[Excerpts from an interface dataset]
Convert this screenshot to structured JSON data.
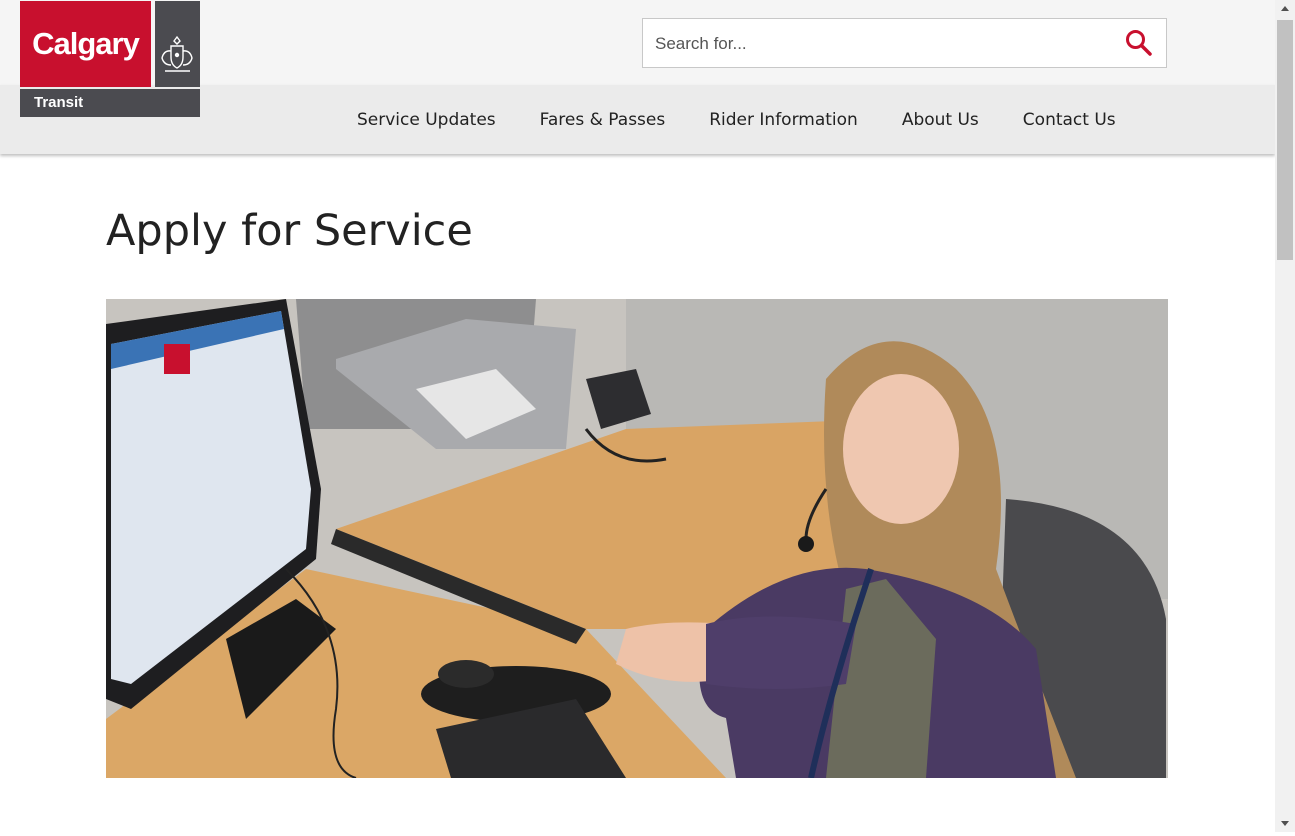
{
  "brand": {
    "name": "Calgary",
    "subtitle": "Transit",
    "primary_color": "#c8102e",
    "secondary_color": "#4b4b50"
  },
  "search": {
    "placeholder": "Search for...",
    "value": "",
    "icon": "magnifier-icon",
    "icon_color": "#c8102e"
  },
  "nav": {
    "items": [
      {
        "label": "Service Updates"
      },
      {
        "label": "Fares & Passes"
      },
      {
        "label": "Rider Information"
      },
      {
        "label": "About Us"
      },
      {
        "label": "Contact Us"
      }
    ]
  },
  "main": {
    "title": "Apply for Service"
  }
}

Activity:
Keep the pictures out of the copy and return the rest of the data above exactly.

Response:
Convert this screenshot to structured JSON data.
{
  "brand": {
    "name": "Calgary",
    "subtitle": "Transit",
    "primary_color": "#c8102e",
    "secondary_color": "#4b4b50"
  },
  "search": {
    "placeholder": "Search for...",
    "value": "",
    "icon": "magnifier-icon",
    "icon_color": "#c8102e"
  },
  "nav": {
    "items": [
      {
        "label": "Service Updates"
      },
      {
        "label": "Fares & Passes"
      },
      {
        "label": "Rider Information"
      },
      {
        "label": "About Us"
      },
      {
        "label": "Contact Us"
      }
    ]
  },
  "main": {
    "title": "Apply for Service"
  }
}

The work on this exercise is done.